The political momentum exists to make the changes everyone wants to improve Maryland, and now is the time to come together to make that happen. But it will take more than highway signs and campaign slogans to turn that momentum into policy changes needed to make Maryland economically competitive. We need to define our own success, and this election helps us do that.
Gov. Larry Hogan's campaign message was among the most focused of any statewide race in the country: Lower taxes, improve the business climate and create jobs. What he needs now is cooperation from the General Assembly.
Political and policy developments are setting the stage for what will define the next four years. Foremost among them are emerging disagreements between the governor and the General Assembly on the budget and taxes and the expected release of findings from Senate President Thomas V. Mike Miller and House Speaker Michael E. Busch on how to improve the business climate.
Nobody said this election was a mandate for gridlock, so let's determine what success is by examining what it is not. Success is not replacing auto factories and steel plants with casinos and call centers. Success is not propping up Baltimore City with politically-derived artificial spending supports that mask its true problems.
As planning took place for the governor's inauguration events, Hertz was building its new headquarters in Southwest Florida, and Georgia economic development officials sealed the deal for Atlanta to be the new home for Mercedes. Meanwhile, the Maryland Lottery and Gaming Control Commission was hard at work approving requests by the state's largest casinos to reduce slot machines and add more profitable table games.
One of Maryland's casinos tells customers that it will "make your poker dreams come true." While Hertz, on the other hand, manages a global fleet of automobiles and industrial equipment. Which company do you think has more of a need for coveted, high-paying IT jobs? Which ones will bring in more cash from customers using its products and services around the world? This election was based not on poker dreams, but on the American dream, which many see slipping away from Maryland.
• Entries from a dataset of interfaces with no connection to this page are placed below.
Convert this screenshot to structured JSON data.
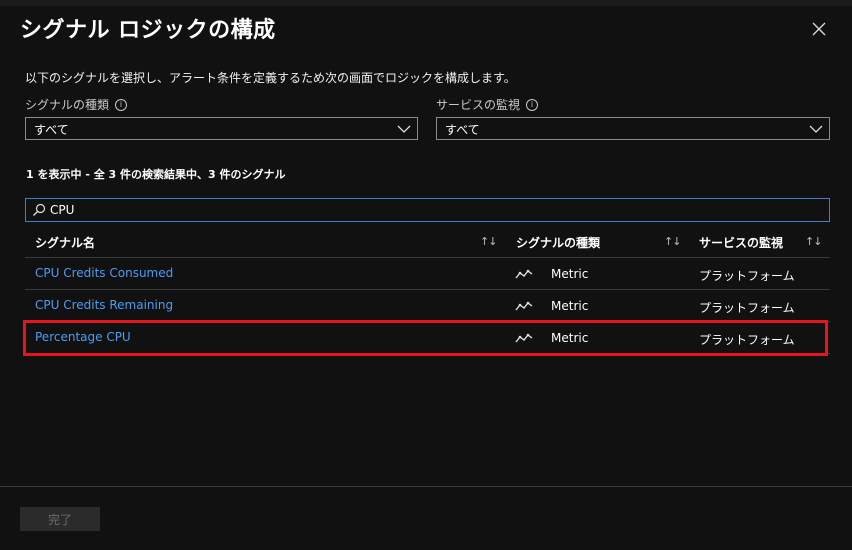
{
  "panel": {
    "title": "シグナル ロジックの構成",
    "description": "以下のシグナルを選択し、アラート条件を定義するため次の画面でロジックを構成します。"
  },
  "filters": {
    "signal_type": {
      "label": "シグナルの種類",
      "value": "すべて"
    },
    "service": {
      "label": "サービスの監視",
      "value": "すべて"
    }
  },
  "results_summary": "1 を表示中 - 全 3 件の検索結果中、3 件のシグナル",
  "search": {
    "value": "CPU"
  },
  "table": {
    "headers": [
      "シグナル名",
      "シグナルの種類",
      "サービスの監視"
    ],
    "sort_glyph": "↑↓",
    "rows": [
      {
        "name": "CPU Credits Consumed",
        "type": "Metric",
        "service": "プラットフォーム"
      },
      {
        "name": "CPU Credits Remaining",
        "type": "Metric",
        "service": "プラットフォーム"
      },
      {
        "name": "Percentage CPU",
        "type": "Metric",
        "service": "プラットフォーム",
        "highlighted": true
      }
    ]
  },
  "footer": {
    "done_label": "完了"
  },
  "colors": {
    "link": "#4c9cf6",
    "highlight": "#e4151c",
    "search_border": "#3b7fd4",
    "background": "#111112"
  },
  "icons": {
    "close": "close-icon",
    "info": "info-icon",
    "chevron": "chevron-down-icon",
    "search": "search-icon",
    "metric": "metric-line-icon"
  }
}
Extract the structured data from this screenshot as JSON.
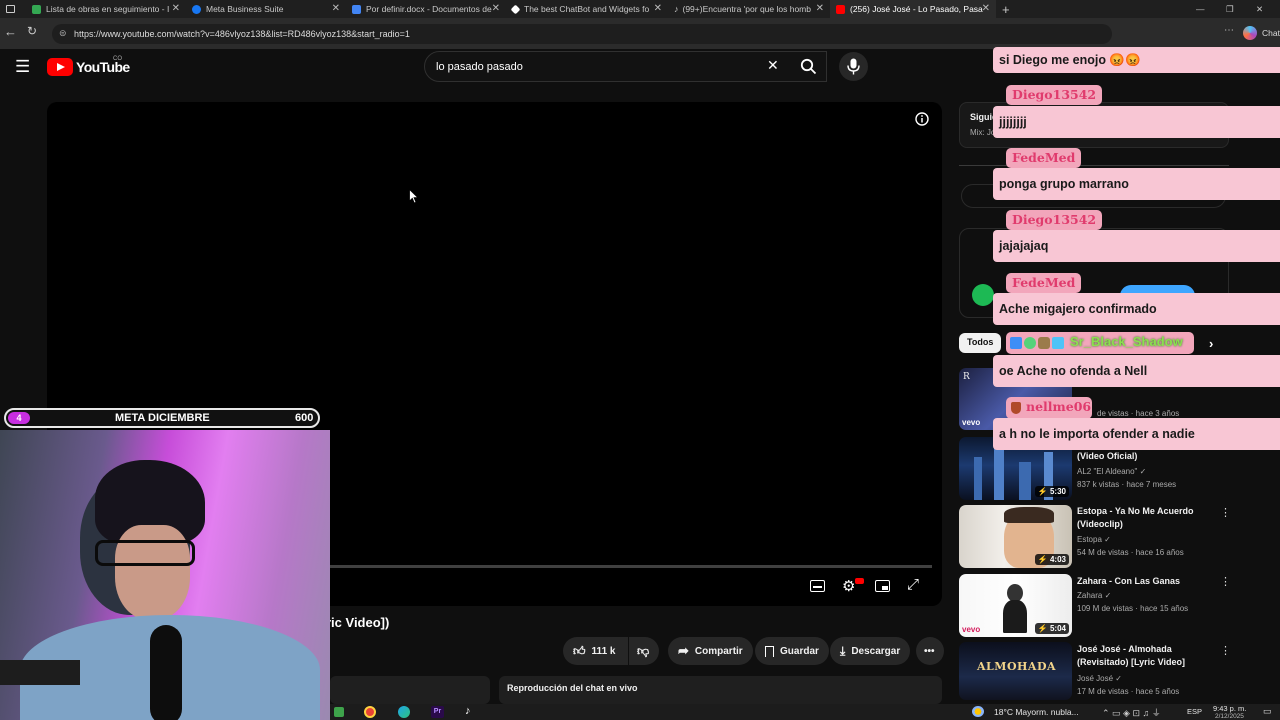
{
  "browser": {
    "tabs": [
      {
        "label": "Lista de obras en seguimiento - I",
        "color": "#34a853"
      },
      {
        "label": "Meta Business Suite",
        "color": "#1877f2"
      },
      {
        "label": "Por definir.docx - Documentos de",
        "color": "#4285f4"
      },
      {
        "label": "The best ChatBot and Widgets fo",
        "color": "#ffffff"
      },
      {
        "label": "(99+)Encuentra 'por que los homb",
        "color": "#ffffff"
      },
      {
        "label": "(256) José José - Lo Pasado, Pasa",
        "color": "#ff0000"
      }
    ],
    "url": "https://www.youtube.com/watch?v=486vlyoz138&list=RD486vlyoz138&start_radio=1",
    "copilot_label": "Chat"
  },
  "youtube": {
    "logo_text": "YouTube",
    "logo_region": "CO",
    "search_value": "lo pasado pasado",
    "video_title_fragment": "ric Video])",
    "actions": {
      "likes": "111 k",
      "share": "Compartir",
      "save": "Guardar",
      "download": "Descargar"
    },
    "chat_replay": "Reproducción del chat en vivo",
    "sidebar_partial": {
      "next_label": "Siguie",
      "mix_label": "Mix: Jo",
      "chip_all": "Todos"
    },
    "related": [
      {
        "title": "(Video Oficial)",
        "channel": "AL2 \"El Aldeano\"",
        "stats": "837 k vistas · hace 7 meses",
        "duration": "5:30",
        "thumb": "city"
      },
      {
        "title": "Estopa - Ya No Me Acuerdo (Videoclip)",
        "channel": "Estopa",
        "stats": "54 M de vistas · hace 16 años",
        "duration": "4:03",
        "thumb": "face"
      },
      {
        "title": "Zahara - Con Las Ganas",
        "channel": "Zahara",
        "stats": "109 M de vistas · hace 15 años",
        "duration": "5:04",
        "thumb": "bw"
      },
      {
        "title": "José José - Almohada (Revisitado) [Lyric Video]",
        "channel": "José José",
        "stats": "17 M de vistas · hace 5 años",
        "duration": "",
        "thumb": "almohada"
      }
    ],
    "almohada_thumb_text": "ALMOHADA",
    "vevo_label": "vevo",
    "hidden_meta": "de vistas · hace 3 años"
  },
  "chat": {
    "messages": [
      {
        "user": "",
        "text": "si Diego me enojo 😡😡"
      },
      {
        "user": "Diego13542",
        "text": "jjjjjjjj"
      },
      {
        "user": "FedeMed",
        "text": "ponga grupo marrano"
      },
      {
        "user": "Diego13542",
        "text": "jajajajaq"
      },
      {
        "user": "FedeMed",
        "text": "Ache migajero confirmado"
      },
      {
        "user": "Sr_Black_Shadow",
        "text": "oe Ache no ofenda a Nell"
      },
      {
        "user": "nellme06",
        "text": "a h no le importa ofender a nadie"
      }
    ]
  },
  "stream": {
    "goal_count": "4",
    "goal_label": "META DICIEMBRE",
    "goal_target": "600"
  },
  "taskbar": {
    "weather": "18°C  Mayorm. nubla...",
    "lang": "ESP",
    "time": "9:43 p. m.",
    "date": "2/12/2025"
  }
}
Governor Hogan's Change Maryland organization detailed how high taxes affect job creation and accelerate the deterioration of the tax base. In one telling statistic, Baltimore City clearly has a problem. Despite the valiant efforts of Mayor Stephanie Rawlings-Blake, no U.S. city can expect to maintain essential services on its own as its tax base slips away at nearly 1.5 percent between tax years, as Baltimore saw according to a Change Maryland analysis of IRS data. In dollar terms, that equates to nearly $125 million in incomes that vanished. Overall, the state's tax base is declining as well.
The General Assembly for years has missed key economic indicators such as the declining tax base. According to Maryland Business For Responsive Government, only 18 percent of state delegates and senators are business owners. The organization's annual Roll Call report lists key business votes and chronicles years of open warfare that have made national headlines. Anti-business legislators have caused great damage to Maryland's perception among the financial media, site selection consultants and main street retail establishments. Now is the time to fix that.
The economic development commission will be releasing two reports. The first one, on the business climate, is slated for release this month. The Senate president and House speaker wisely adjusted the time frame to allow the committee to examine tax policy in a second report to be released later this year. This commission has an opportunity to define success by taking a serious look at the tax burden and making recommendations on how to improve our state's competitive position. Fortunately, their review will go beyond taxes.
Serious efforts to improve the business climate must go beyond tax policy to reduce regulations and cut bureaucratic tentacles that impede government approvals for routine processes such as licensing and permitting. The governor has a great deal of control to simplify regulations and direct state departments and agencies to improve outcomes for business dealing with the government.
The commission has been on a listening tour with Maryland businesses in which the feedback is not flattering. Of course it's not. After decades of harmful tax and regulatory policy, much work remains. Political momentum creates opportunities, and that moment has arrived. Now that Maryland is "open for business," we must invite businesses back in and encourage them to stay. When they start coming and stop leaving, we will know what success is.
Jay Steinmetz is CEO of Baltimore-based Barcoding Inc. and a member of the Governor's Commission on Small Business. His email is firstname.lastname@example.org.